Hog farm raises issue of zoning
Back in the 1970s, when communities like Duncansville were preparing zoning ordinances, people were told that such regulations would prevent undesirable land uses that might have adverse effects on neighboring properties and a municipality as a whole.
In reality, such thinking also was one of the foundations for Blair County’s Areawide Comprehensive Plan, which was drawn up and adopted about the same time.
The late 1960s and early 1970s were a time of awakening about the benefits of organized planning, for the short term as well as for the long term.
For this county, the Blair County Planning Commission and ongoing planning reviews remain valuable resources in ensuring that ideas proposed are consistent with Blair’s organized growth, development, land-use objectives and transportation assets and needs.
Reflecting on the planning of decades past, the reasons behind it, and its continuing, commendable impacts on the municipal, county and regional levels is appropriate at this time as some residents of rural Catharine Township are faced with the prospect of what apparently will be this county’s second hog farm.

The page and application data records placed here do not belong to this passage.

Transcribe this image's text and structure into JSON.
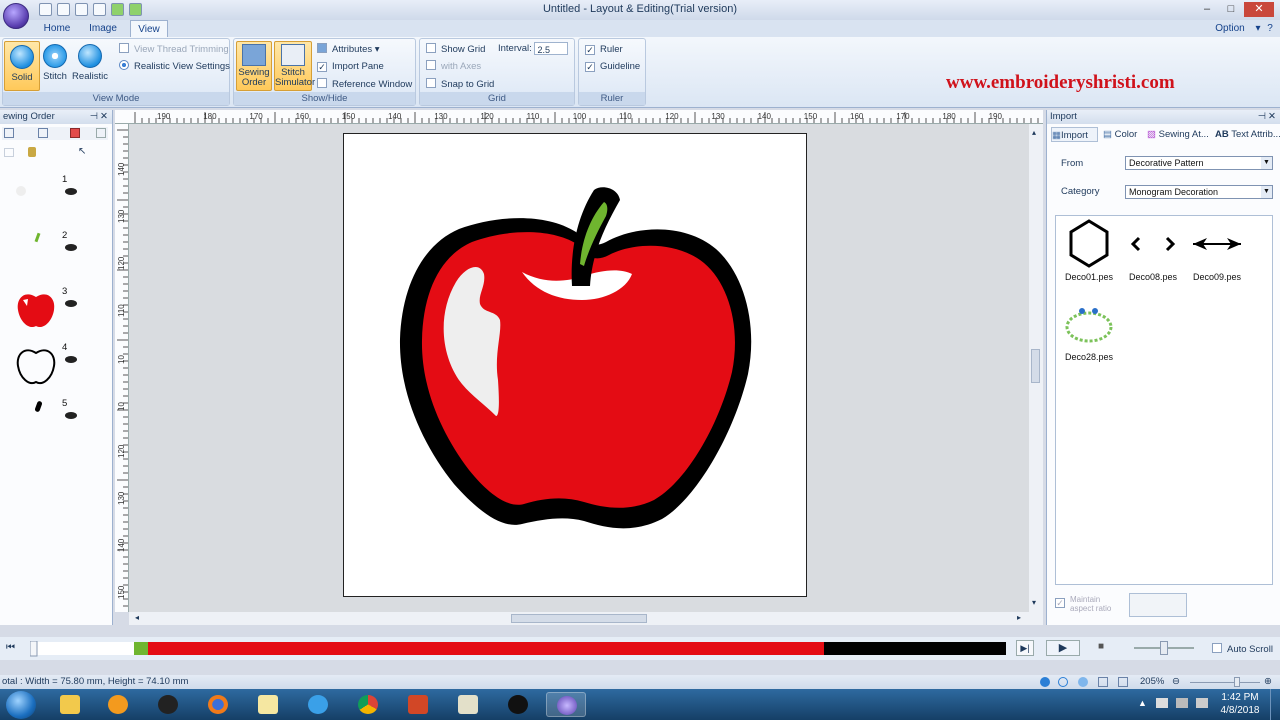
{
  "window": {
    "title": "Untitled - Layout & Editing(Trial version)",
    "option_label": "Option"
  },
  "tabs": [
    "Home",
    "Image",
    "View"
  ],
  "ribbon": {
    "view_mode": {
      "label": "View Mode",
      "buttons": [
        "Solid",
        "Stitch",
        "Realistic"
      ],
      "options": [
        "View Thread Trimming",
        "Realistic View Settings"
      ]
    },
    "show_hide": {
      "label": "Show/Hide",
      "sewing_order": [
        "Sewing",
        "Order"
      ],
      "stitch_simulator": [
        "Stitch",
        "Simulator"
      ],
      "attributes": "Attributes",
      "import_pane": "Import Pane",
      "reference_window": "Reference Window"
    },
    "grid": {
      "label": "Grid",
      "show_grid": "Show Grid",
      "interval_label": "Interval:",
      "interval_value": "2.5",
      "with_axes": "with Axes",
      "snap_to_grid": "Snap to Grid"
    },
    "ruler": {
      "label": "Ruler",
      "ruler": "Ruler",
      "guideline": "Guideline"
    }
  },
  "watermark": "www.embroideryshristi.com",
  "sewing_order": {
    "title": "ewing Order",
    "items": [
      "1",
      "2",
      "3",
      "4",
      "5"
    ]
  },
  "ruler_top_labels": [
    "190",
    "180",
    "170",
    "160",
    "150",
    "140",
    "130",
    "120",
    "110",
    "100",
    "110",
    "120",
    "130",
    "140",
    "150",
    "160",
    "170",
    "180",
    "190"
  ],
  "ruler_left_labels": [
    "140",
    "130",
    "120",
    "110",
    "10",
    "10",
    "120",
    "130",
    "140",
    "150"
  ],
  "import_panel": {
    "title": "Import",
    "tabs": [
      "Import",
      "Color",
      "Sewing At...",
      "Text Attrib..."
    ],
    "from_label": "From",
    "from_value": "Decorative Pattern",
    "category_label": "Category",
    "category_value": "Monogram Decoration",
    "patterns": [
      "Deco01.pes",
      "Deco08.pes",
      "Deco09.pes",
      "Deco28.pes"
    ],
    "maintain_aspect": [
      "Maintain",
      "aspect ratio"
    ]
  },
  "playback": {
    "auto_scroll": "Auto Scroll"
  },
  "status": {
    "size_text": "otal : Width = 75.80 mm, Height = 74.10 mm",
    "zoom": "205%"
  },
  "taskbar": {
    "time": "1:42 PM",
    "date": "4/8/2018"
  },
  "colors": {
    "apple_red": "#e40c14",
    "leaf_green": "#6fb52f",
    "outline": "#000000",
    "highlight": "#eeeeee",
    "brand_watermark": "#d0121b"
  }
}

Understandably, residents living near the farm’s proposed location harbor fears about unbearable odors and damage to water wells, and about whether this proposed land use will erode their property values.
According to a front-page article in Sunday’s Mirror, what’s planned is a 40,581-square-foot facility to handle 4,800 feeder pigs — pigs that will be finished as market hogs.

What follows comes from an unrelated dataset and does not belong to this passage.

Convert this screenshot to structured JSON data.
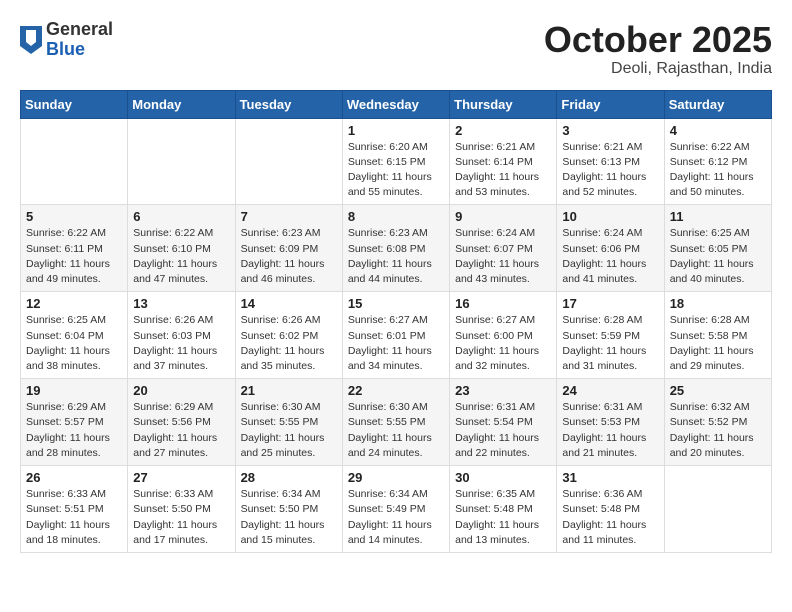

This editorial is in no way meant to oppose what Hemlock Lane Farm LP, owned by Robert, Darren and Randy Brubaker, is attempting to establish. We don’t pretend to be experts on such farms and concerns they might pose.
The Brubakers have been area farmers for a number of years, and by the way they have sought necessary approvals for the enterprise, it appears that, beyond their own interests, they’ve demonstrated positive interest in the county’s well-being too.
Meanwhile, the agencies responsible for reviewing the Brubakers’ plans also are charged with weighing ramifications for others nearby.
It’s important to note that a hog farm doesn’t guarantee problems, as demonstrated by the county’s first such enterprise, started in 2008 off Route 866 in North Woodbury Township near the Altoona-Blair County Airport.
“We have not had a single complaint since it was built,” said Rich Huether, agricultural conservation specialist for the Blair County Conservation District.
That’s cause for optimism for what’s planned in Catharine, but some Catharine residents living nearby probably now wish that their township had followed the lead of Duncansville and some other area municipalities 40 or 50 years ago that acknowledged zoning’s benefits and passed such ordinances.
Back then, zoning proponents raised the question of whether residents would welcome a slaughterhouse in their neighborhood — not impossible where zoning doesn’t exist, it was pointed out. Still, many municipalities remained opposed to — and still oppose — any restrictions on individuals’ property-use rights.
All municipalities and their residents must take responsibility for whichever option they choose.
For Catharine Township residents, though, the proposed hog farm has made them more attuned to the issue of zoning than they ever were in the past. It’s also reinforced that the “slaughterhouse warning” of a half-century ago wasn’t necessarily far-fetched after all.